## What the exercise asks
Please output every entry below precisely as written.

## Extracted records

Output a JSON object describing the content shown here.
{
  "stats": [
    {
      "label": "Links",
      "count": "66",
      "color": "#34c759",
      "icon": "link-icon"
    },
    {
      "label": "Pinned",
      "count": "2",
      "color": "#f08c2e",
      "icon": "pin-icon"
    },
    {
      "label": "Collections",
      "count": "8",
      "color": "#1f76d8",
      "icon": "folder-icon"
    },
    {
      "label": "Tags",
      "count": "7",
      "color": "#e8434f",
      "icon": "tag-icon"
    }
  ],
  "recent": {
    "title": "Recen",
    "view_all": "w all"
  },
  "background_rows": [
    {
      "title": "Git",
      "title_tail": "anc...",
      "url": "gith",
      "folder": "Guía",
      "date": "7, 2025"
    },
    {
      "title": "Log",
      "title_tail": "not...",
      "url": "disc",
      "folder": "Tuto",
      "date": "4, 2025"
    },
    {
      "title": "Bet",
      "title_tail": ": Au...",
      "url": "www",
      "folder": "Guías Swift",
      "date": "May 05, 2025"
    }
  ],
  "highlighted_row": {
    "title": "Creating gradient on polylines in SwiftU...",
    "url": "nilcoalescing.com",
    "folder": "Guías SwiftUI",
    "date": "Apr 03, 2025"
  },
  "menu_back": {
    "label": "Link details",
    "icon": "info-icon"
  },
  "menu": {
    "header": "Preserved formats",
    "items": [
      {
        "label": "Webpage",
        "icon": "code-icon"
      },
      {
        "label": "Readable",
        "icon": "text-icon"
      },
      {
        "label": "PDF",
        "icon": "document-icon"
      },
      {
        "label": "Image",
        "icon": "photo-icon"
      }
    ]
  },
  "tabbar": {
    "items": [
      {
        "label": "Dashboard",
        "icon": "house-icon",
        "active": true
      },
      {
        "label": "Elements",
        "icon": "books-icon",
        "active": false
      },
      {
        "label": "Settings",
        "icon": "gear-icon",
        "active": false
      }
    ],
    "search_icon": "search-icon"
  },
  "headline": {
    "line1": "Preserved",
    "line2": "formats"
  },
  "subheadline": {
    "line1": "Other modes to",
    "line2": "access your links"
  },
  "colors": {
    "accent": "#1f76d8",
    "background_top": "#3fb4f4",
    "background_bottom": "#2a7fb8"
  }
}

## Result
Output a JSON object describing the content shown here.
{
  "stats": [
    {
      "label": "Links",
      "count": "66",
      "color": "#34c759",
      "icon": "link-icon"
    },
    {
      "label": "Pinned",
      "count": "2",
      "color": "#f08c2e",
      "icon": "pin-icon"
    },
    {
      "label": "Collections",
      "count": "8",
      "color": "#1f76d8",
      "icon": "folder-icon"
    },
    {
      "label": "Tags",
      "count": "7",
      "color": "#e8434f",
      "icon": "tag-icon"
    }
  ],
  "recent": {
    "title": "Recen",
    "view_all": "w all"
  },
  "background_rows": [
    {
      "title": "Git",
      "title_tail": "anc...",
      "url": "gith",
      "folder": "Guía",
      "date": "7, 2025"
    },
    {
      "title": "Log",
      "title_tail": "not...",
      "url": "disc",
      "folder": "Tuto",
      "date": "4, 2025"
    },
    {
      "title": "Bet",
      "title_tail": ": Au...",
      "url": "www",
      "folder": "Guías Swift",
      "date": "May 05, 2025"
    }
  ],
  "highlighted_row": {
    "title": "Creating gradient on polylines in SwiftU...",
    "url": "nilcoalescing.com",
    "folder": "Guías SwiftUI",
    "date": "Apr 03, 2025"
  },
  "menu_back": {
    "label": "Link details",
    "icon": "info-icon"
  },
  "menu": {
    "header": "Preserved formats",
    "items": [
      {
        "label": "Webpage",
        "icon": "code-icon"
      },
      {
        "label": "Readable",
        "icon": "text-icon"
      },
      {
        "label": "PDF",
        "icon": "document-icon"
      },
      {
        "label": "Image",
        "icon": "photo-icon"
      }
    ]
  },
  "tabbar": {
    "items": [
      {
        "label": "Dashboard",
        "icon": "house-icon",
        "active": true
      },
      {
        "label": "Elements",
        "icon": "books-icon",
        "active": false
      },
      {
        "label": "Settings",
        "icon": "gear-icon",
        "active": false
      }
    ],
    "search_icon": "search-icon"
  },
  "headline": {
    "line1": "Preserved",
    "line2": "formats"
  },
  "subheadline": {
    "line1": "Other modes to",
    "line2": "access your links"
  },
  "colors": {
    "accent": "#1f76d8",
    "background_top": "#3fb4f4",
    "background_bottom": "#2a7fb8"
  }
}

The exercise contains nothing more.